The Concert Series at Wellesley College presented the Aviv String Quartet on Saturday, December 10th, at Houghton Chapel, a concert that was free and open to the public. Founded in Israel more than a decade ago, Aviv has traveled around the globe concertizing and accumulating awards from competitions and kudos from presses and audiences alike. Aviv means “spring” in Hebrew. Its members are Sergey Ostrovsky and Evgenia Epshtein, violins, Timur Yakubov, viola, and Aleksandr Khramouchin, cello.
Aviv, recently having recorded the three string quartets of Erwin Schulhoff on the Naxos label, opened with his String Quartet No. 1 composed in 1924. Born in Prague of Jewish-German parents in 1894, the anti-fascist pro-peace composer-pianist died in a concentration camp in 1942. Aviv stoutly announced the sweeping, barreling unisons of the opening Presto movement. Allegro giocoso alla slovacca perking with folk tunes and syncopated dance rhythms contained an attractive innocence all conveyed adroitly by Aviv.
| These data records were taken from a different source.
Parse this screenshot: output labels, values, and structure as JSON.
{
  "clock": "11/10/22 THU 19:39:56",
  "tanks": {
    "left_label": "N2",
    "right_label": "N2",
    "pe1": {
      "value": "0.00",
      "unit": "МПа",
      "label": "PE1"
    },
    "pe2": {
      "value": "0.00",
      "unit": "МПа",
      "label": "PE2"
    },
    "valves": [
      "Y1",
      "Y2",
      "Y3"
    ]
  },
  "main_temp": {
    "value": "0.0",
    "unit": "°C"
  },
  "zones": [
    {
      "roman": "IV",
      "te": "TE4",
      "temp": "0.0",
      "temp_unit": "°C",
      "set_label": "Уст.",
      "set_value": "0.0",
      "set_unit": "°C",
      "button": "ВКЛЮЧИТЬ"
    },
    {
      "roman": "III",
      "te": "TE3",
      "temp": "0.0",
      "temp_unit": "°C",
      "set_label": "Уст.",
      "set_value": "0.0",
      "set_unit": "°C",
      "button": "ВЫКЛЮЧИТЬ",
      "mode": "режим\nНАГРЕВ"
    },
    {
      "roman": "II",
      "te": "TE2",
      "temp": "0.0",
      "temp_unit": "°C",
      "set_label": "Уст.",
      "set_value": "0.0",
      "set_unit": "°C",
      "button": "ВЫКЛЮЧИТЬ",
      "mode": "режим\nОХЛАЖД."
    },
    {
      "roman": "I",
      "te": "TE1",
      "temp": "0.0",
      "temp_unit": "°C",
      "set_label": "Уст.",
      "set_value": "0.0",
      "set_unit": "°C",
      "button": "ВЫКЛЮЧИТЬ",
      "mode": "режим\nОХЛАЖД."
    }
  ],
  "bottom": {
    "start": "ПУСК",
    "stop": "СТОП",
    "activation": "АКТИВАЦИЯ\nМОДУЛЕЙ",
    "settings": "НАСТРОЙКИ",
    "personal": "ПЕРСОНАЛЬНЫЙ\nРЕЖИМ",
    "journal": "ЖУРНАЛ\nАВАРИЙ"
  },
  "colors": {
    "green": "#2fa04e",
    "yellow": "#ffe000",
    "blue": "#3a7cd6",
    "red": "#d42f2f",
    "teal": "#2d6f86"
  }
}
The closing Andante molto sostenuto consisted of little more than two successive and prolonged textures noticeably repetitive in nature: recurring cries from isolated angular crescendos answered by a continuous weeping summoned through the interval of a minor third, plucked slowly on the cello (tears) and bowed on the viola, as in a rippling undercurrent. The very softest passages of Quartet No. 1 were mostly inaudible.
Hearing live for the first time this seldom played string quartet of a 30-year old Schulhoff writing in the post-World War I era awakened images of a time gone by, a county, a musician, another human remembered.
After Aviv’s performance of Felix Mendelssohn’s String Quartet No. 6 in F minor Op. 80, there was little doubt in the minds of listeners during the quartet’s Wellesley debut as to the its impressively wide range of accomplishments. However, in the Mendelssohn, as well as in Pyotr Illyich Tchaikovsky’s String Quartet No. 3 in F minor Op. 30, Aviv’s ambitiousness became evident. Its eagerness to inject life into each of these works became obvious. An overall restlessness, or anxiousness, pervaded. Their dependency on so detailed expressiveness detracted from the compositions’ moods, harmonic fabric, and momentum.
Nor was the space favorable to their performance. Easily 400 were in attendance, suggesting that the acoustics of the large open space would be positively affected, in particular, by a reduction in resonance. That might have been the case, at least to some extent, yet from my vantage point in the 5th row from the back of the chapel, cello pizzicatos frequently boomed tympani-like while high violin notes often rang out glockenspiel-like. Fortissimo passages rasped with the quartet’s bearing down on their bows.
David Patterson, Professor of Music and former Chairman of the Performing Arts Department at UMass Boston, was recipient of a Fulbright Scholar Award and the Chancellor’s Distinction in Teaching Award. He studied with Nadia Boulanger and Olivier Messiaen in Paris and holds a PhD from Harvard University. www.notescape.net.